Our mental fantasy of what a robot should look like is so clouded by movies that many of us would struggle to identify a real one, writes Quentin Cooper.
Gort in the original The Day The Earth Stood Still; Bender from Futurama; the huge Talos in Jason & The Argonauts; Robby in Forbidden Planet; the Gunslinger in Westworld; Huey, Dewey & Louie in Silent Running; ED-209 from Robocop, and the (admittedly obscure) Yo-Yo in 70s TV series Holmes & Yo-Yo. They’re just a few of my favourite film robots, and that’s without bringing in androids, replicants, cyborgs or semi-sentient computers.
The list rushed through my head this week when I read the news that the online bookstore-turned Aladdin’s cave Amazon had bought a robotics firm called Kiva. Could the firm do for robotics what its Kindle has done electronic books? Would we all soon have sophisticated personal robots at our side... or at least to tuck us up in bed with an electronic story? In short, the answer seems to be a disappointing no. Kiva builds “order fulfilment solutions” – hi-tech, and no doubt sophisticated, orange wagons for retrieving orders in warehouses. But orange wagons nonetheless.
Like a lot of people, I find it hard to separate robots that exist from their all pervasive fantasy-world counterparts. In part, that’s because ever since George Melies’ The Clown and the Automaton in 1897 we have been fed a slow drip diet of walking, talking mechanoids. And there’s always something new along to reinforce it: like the recent Simpsons episode where Mr Burns replaces all the power plant workers with Asimo-style robots, all voiced by Brent Spiner, best known as Star Trek’s android Data.

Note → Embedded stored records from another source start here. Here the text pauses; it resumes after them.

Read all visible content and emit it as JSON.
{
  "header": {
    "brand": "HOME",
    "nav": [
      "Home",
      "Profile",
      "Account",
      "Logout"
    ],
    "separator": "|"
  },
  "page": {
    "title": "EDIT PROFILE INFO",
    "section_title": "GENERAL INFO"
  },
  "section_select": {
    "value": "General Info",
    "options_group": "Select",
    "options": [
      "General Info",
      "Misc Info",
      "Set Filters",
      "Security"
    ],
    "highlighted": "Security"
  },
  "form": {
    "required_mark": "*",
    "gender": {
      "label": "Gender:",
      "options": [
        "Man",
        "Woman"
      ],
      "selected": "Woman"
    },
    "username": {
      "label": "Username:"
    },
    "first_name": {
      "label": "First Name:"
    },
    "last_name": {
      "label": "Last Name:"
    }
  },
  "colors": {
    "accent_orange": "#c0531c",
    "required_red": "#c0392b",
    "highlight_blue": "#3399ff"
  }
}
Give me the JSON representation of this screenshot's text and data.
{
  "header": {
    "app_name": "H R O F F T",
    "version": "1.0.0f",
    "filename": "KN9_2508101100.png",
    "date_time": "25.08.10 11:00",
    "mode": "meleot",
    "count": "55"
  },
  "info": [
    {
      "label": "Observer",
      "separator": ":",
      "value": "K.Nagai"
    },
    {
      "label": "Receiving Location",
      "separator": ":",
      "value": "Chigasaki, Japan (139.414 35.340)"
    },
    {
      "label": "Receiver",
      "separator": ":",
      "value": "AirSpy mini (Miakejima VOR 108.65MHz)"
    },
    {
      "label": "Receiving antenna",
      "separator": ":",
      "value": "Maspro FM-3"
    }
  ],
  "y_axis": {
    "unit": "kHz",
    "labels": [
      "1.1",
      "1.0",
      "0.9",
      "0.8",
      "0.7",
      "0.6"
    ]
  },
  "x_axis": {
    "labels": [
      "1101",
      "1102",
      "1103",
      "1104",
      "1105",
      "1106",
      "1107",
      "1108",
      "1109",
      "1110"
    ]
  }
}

The real ones have walked or, far more often, not walked among us for over half a century. They are in every part of the world in ever increasing numbers – an estimated 150,000 new ones took up their places last year (according to the International Federation of Robotics). And yet the mental profile many of us have of them is so inaccurate we would struggle to identify a robot if it appeared in front of us.
Unimate, the first industrial robot began working at a General Motors factory in New Jersey in 1961, lifting and stacking chunks of hot metal straight from a die-stamping machine. Its inventor, who had the wonderfully futuristic name of George Devol, only died last year. Although Unimate was an impressive bit of design, robots have taken huge strides since then – not literally, that’s The Iron Giant you’re probably thinking of – with major advances in every aspect of how they look and see, react and interact, compute and cogitate.

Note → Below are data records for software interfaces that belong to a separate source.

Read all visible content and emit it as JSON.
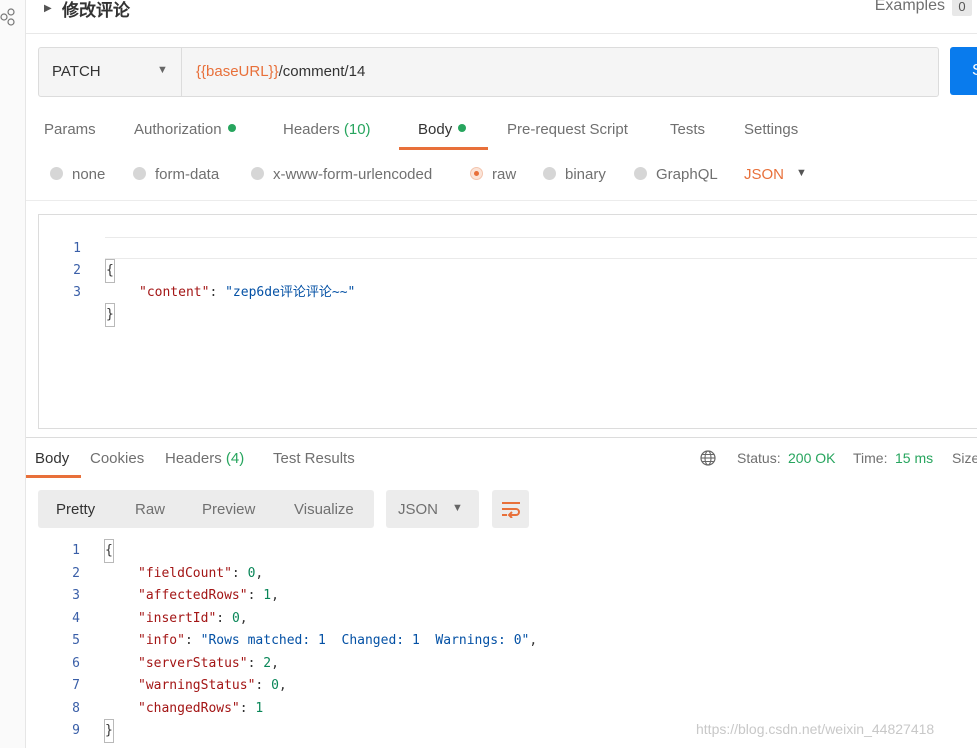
{
  "title": "修改评论",
  "examples": {
    "label": "Examples",
    "count": "0"
  },
  "request": {
    "method": "PATCH",
    "url_var": "{{baseURL}}",
    "url_path": "/comment/14",
    "send_label": "S"
  },
  "request_tabs": {
    "params": "Params",
    "authorization": "Authorization",
    "headers": "Headers",
    "headers_count": "(10)",
    "body": "Body",
    "prerequest": "Pre-request Script",
    "tests": "Tests",
    "settings": "Settings"
  },
  "body_types": {
    "none": "none",
    "form_data": "form-data",
    "urlencoded": "x-www-form-urlencoded",
    "raw": "raw",
    "binary": "binary",
    "graphql": "GraphQL",
    "selected": "raw",
    "format": "JSON"
  },
  "request_body": {
    "line_numbers": [
      "1",
      "2",
      "3"
    ],
    "open": "{",
    "key": "\"content\"",
    "colon": ": ",
    "value": "\"zep6de评论评论~~\"",
    "close": "}"
  },
  "response_tabs": {
    "body": "Body",
    "cookies": "Cookies",
    "headers": "Headers",
    "headers_count": "(4)",
    "test_results": "Test Results"
  },
  "response_status": {
    "status_label": "Status:",
    "status_value": "200 OK",
    "time_label": "Time:",
    "time_value": "15 ms",
    "size_label": "Size"
  },
  "response_view": {
    "pretty": "Pretty",
    "raw": "Raw",
    "preview": "Preview",
    "visualize": "Visualize",
    "format": "JSON"
  },
  "response_body": {
    "line_numbers": [
      "1",
      "2",
      "3",
      "4",
      "5",
      "6",
      "7",
      "8",
      "9"
    ],
    "open": "{",
    "close": "}",
    "fields": [
      {
        "key": "\"fieldCount\"",
        "value": "0",
        "type": "num",
        "comma": ","
      },
      {
        "key": "\"affectedRows\"",
        "value": "1",
        "type": "num",
        "comma": ","
      },
      {
        "key": "\"insertId\"",
        "value": "0",
        "type": "num",
        "comma": ","
      },
      {
        "key": "\"info\"",
        "value": "\"Rows matched: 1  Changed: 1  Warnings: 0\"",
        "type": "str",
        "comma": ","
      },
      {
        "key": "\"serverStatus\"",
        "value": "2",
        "type": "num",
        "comma": ","
      },
      {
        "key": "\"warningStatus\"",
        "value": "0",
        "type": "num",
        "comma": ","
      },
      {
        "key": "\"changedRows\"",
        "value": "1",
        "type": "num",
        "comma": ""
      }
    ]
  },
  "watermark": "https://blog.csdn.net/weixin_44827418",
  "colors": {
    "accent": "#e8703a",
    "success": "#27a55e",
    "send": "#097bed"
  }
}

And nowhere is that more apparent than in Japan – one of the few societies that has embraced robots “in the wild”. There, robots are considered one of the country’s best hopes of meeting the challenge of its ageing population - there are now more than five million people in the country born before the word “robot” was even introduced by Karel Capek in his 1920 play R.U.R.
As a result, Japanese researchers recently unveiled a whole mechanised army developed specifically to tend to the elderly, from the Hospi-Rimo robot to keep them linked to doctors and others, to a 24 fingered hair-washing robot, to a robot bed that morphs into an electric wheelchair.
If that sounds like a seniors version of Transformers, then there’s definite shades of Iron Man to another of their advances - a robotic suit designed to give the infirm extra strength and mobility. I have visions of Tokyo at the mercy of a new kind of armoured centurion, 100+ year olds stomping around in all all-powerful exo-skeletons like wrinkly Mechagodzillas.
Of course the reality of most robots is that they are designed to do all sorts of repetitive, difficult and dangerous tasks - including, perhaps most famously, the kind of bomb disposal shown in 2009’s The Hurt Locker. The trailer-towing machine in the film’s opening scenes is an HD-1 made by Tennessee company Remotec, and it’s almost unique in cinema history in being a reasonably faithful representation of a robot. Particularly because the HD-1 isn’t made to look slickly hi-tech: it requires delicate handling and struggles with the conditions. It features in one of the tensest sequences in a recent best picture Oscar-winner....and yet I doubt anyone would nominate HD-1 – even if they knew its name – as a favourite fictional robot.
The dominance of the real by the imaginary is so great I used to wonder what would happen if you went out on the street with a mime artist dressed in something that looks vaguely futuristic and with their face painted silver, and got them to slowly and “robotically” respond to commands. I suspected quite a few passers-by would be likely to believe this was the latest robot out of the labs in Japan. More likely than if you showed them a bed that transformed into a wheelchair or something with 24 fingers that gave you a cut and blow dry.
I say used to wonder, because earlier this week I was talking to one of the UK’s best known roboticists, Noel Sharkey, Professor of Artificial Intelligence and Robotics at Sheffield University, and I told him about my robo-mime idea. “Already been done”, he told me. “I know a couple of ‘people robots’ who act it out all the time”. And is anyone fooled? “Really fooled”, he laughed, “one of them was pretending to be R2D2 in Dublin and she got kicked down the stairs... by boys who thought she was a machine. So she was pretty convincing even when she screamed”. Maybe that’s a job for a real robot instead.